What’s it like to drive a full-custom 1970 MEYERS MANX STREET BUGGY?

Living in Malibu, you get to know a wide diversity of people. All unique industries where folks are having fun and being intrinsically creative, and sometimes they live virtually right next to you.

Back in the day, I went to school at Art Center College of Design in Pasadena, which has a car design school where many went on to car companies to create amazing machines that we all get to enjoy and drive. Today’s Ride of the Week features one of those guys who has gone on to success. His name’s Derek Jenkins, and he’s right down the street.

Derek is currently director of design for Lucid Motorcars. He’s responsible for some great cars coming out of that company including the all new Lucid Air. But there’s another side to Derek when he’s not being an automotive designer dude.

What’s in Derek’s garage is what he calls his buggy. It’s a fully custom 1970 Meyers Manx Street Buggy that’s beyond most versions. Where you may see them from time to time in Lime Rainbow Metal Flake paint, Derek’s version is what a pro car designer would do.

It’s got a 1800cc Air-Cooled VW motor with 130HP at only 1350 pounds. At that ratio, this lil’ beast can haul through the best of Malibu curves. But the coolest part is the extreme air conditioning system. As in, it’s like driving wind. ‘Bu Powered.

“The project is about 10 years old now,” said Derek. “But it’s been on the road for 5 years. I always loved air cooled VWs. My dad got me started and I have had several over the years. I wanted to create an eclectic mix of nostalgia and California custom perfectly suited for PCH.” 

That’s a severe understatement. 

The cool grey paint scheme with added spices of red makes this thing roll with attitude. It’s all business but doesn’t take itself seriously. In a way, that’s Derek. Under his quiet and poised demeanor is a guy that values the passions of Malibu. If you meet him on the street, he’s got a very humble nature, but look out when he’s behind the wheel of his fun machine.

And although he mainly uses the Buggy for trips to the market and hitting the canyon roads, so do others in their Ferraris and Lambos in this town.
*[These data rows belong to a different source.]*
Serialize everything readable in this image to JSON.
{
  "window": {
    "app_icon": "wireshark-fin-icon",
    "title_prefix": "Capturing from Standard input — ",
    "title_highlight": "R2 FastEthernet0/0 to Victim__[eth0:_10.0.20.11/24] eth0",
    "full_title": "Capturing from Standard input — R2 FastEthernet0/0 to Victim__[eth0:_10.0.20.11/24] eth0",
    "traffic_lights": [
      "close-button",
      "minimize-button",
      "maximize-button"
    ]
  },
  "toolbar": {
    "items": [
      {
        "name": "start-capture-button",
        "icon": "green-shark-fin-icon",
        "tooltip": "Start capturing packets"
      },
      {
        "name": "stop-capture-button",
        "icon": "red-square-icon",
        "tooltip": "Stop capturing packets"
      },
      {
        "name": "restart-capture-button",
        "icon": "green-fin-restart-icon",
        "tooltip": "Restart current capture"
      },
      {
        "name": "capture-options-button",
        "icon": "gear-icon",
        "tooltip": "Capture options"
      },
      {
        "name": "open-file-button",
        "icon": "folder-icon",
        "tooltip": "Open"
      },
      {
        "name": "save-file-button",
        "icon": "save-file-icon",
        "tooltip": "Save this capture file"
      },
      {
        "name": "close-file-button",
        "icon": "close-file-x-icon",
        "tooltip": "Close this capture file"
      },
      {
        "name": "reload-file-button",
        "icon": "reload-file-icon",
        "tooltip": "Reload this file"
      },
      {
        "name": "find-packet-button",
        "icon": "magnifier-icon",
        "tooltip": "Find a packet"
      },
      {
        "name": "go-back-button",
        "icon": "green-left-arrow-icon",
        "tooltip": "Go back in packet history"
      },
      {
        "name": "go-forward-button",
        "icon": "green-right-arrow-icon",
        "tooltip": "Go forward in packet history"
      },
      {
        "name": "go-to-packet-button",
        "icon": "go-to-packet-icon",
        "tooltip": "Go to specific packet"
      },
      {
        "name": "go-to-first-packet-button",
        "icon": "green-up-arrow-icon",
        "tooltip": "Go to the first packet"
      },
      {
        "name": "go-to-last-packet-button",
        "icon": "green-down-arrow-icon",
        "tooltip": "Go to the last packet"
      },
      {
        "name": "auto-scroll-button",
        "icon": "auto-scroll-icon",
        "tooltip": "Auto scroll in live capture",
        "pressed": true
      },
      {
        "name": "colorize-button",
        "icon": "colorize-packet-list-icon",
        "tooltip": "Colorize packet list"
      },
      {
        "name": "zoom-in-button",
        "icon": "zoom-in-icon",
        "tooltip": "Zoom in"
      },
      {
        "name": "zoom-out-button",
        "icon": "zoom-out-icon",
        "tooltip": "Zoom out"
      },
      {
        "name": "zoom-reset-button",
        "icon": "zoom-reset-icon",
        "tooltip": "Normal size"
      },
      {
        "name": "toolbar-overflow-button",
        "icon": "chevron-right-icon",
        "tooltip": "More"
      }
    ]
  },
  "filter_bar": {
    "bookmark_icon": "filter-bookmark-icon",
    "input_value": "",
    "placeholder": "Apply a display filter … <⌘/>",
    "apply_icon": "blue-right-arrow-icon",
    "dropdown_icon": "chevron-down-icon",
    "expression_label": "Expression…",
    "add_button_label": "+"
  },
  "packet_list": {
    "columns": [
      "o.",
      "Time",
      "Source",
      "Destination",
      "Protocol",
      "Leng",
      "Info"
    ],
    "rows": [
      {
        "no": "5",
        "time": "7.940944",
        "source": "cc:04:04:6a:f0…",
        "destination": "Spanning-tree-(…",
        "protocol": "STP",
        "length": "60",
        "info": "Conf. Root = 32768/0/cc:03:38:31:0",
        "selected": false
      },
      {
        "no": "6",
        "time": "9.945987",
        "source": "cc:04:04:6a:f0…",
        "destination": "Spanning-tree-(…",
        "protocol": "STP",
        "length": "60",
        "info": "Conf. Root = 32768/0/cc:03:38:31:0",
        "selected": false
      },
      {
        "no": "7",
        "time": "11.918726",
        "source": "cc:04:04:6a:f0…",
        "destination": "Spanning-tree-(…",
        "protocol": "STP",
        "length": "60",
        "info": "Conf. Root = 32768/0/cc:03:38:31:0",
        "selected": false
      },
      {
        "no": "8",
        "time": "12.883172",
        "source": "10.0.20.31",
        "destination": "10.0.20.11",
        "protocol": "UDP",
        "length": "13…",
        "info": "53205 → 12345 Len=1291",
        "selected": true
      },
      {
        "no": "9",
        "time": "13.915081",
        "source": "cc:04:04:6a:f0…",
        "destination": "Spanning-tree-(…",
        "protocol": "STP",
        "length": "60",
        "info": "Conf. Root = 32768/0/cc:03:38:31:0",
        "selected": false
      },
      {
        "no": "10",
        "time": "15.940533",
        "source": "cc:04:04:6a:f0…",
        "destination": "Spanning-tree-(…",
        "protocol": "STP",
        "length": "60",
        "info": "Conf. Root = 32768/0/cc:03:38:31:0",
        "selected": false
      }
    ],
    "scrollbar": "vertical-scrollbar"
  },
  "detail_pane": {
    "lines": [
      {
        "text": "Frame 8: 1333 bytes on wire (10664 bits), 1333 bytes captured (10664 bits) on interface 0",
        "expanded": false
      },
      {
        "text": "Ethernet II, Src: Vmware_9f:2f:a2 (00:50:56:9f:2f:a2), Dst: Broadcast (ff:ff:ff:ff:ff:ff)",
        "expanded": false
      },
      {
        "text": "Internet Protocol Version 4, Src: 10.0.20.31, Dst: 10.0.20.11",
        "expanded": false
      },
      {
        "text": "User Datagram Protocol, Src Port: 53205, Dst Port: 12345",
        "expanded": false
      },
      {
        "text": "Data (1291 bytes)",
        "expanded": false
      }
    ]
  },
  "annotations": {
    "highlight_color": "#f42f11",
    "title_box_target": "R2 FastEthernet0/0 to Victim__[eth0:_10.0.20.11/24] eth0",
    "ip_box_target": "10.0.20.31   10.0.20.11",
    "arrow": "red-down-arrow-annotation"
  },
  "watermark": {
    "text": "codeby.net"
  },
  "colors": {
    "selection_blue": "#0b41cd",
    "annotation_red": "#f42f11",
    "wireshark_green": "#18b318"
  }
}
This lil’ beast exemplifies solid fun and driving adventure. There’s no hiding in this car. It’s a confidence builder and smile maker. 

“To me, it represents all that’s great about living in California,” Derek said. “It appeals to all types of people.” 

Seriously, who would it not appeal to?

And Derek’s favorite movie car? The Lotus Esprit from “The Spy Who Loved Me.” That clarifies a lot, as anyone in love with a submarine car is very clear on the potentials of driving adventure.

I find people fascinating. What drives them to be successful in many areas including their desire for freedom. But we’re all different in how we get there. The ones that say less and do more are certain of one thing. Passion for cars isn’t in what we talk about as much as what we do. Effects from thinking about things in a certain way. An inspiring notion to teach us all the meaning of true living.

A serious thought wrapped in a funny little car. Don’t be so serious. Life is meant to get a little buggy, and that’s why Derek Jenkins and his zoom machine are this week’s Vlogrocket.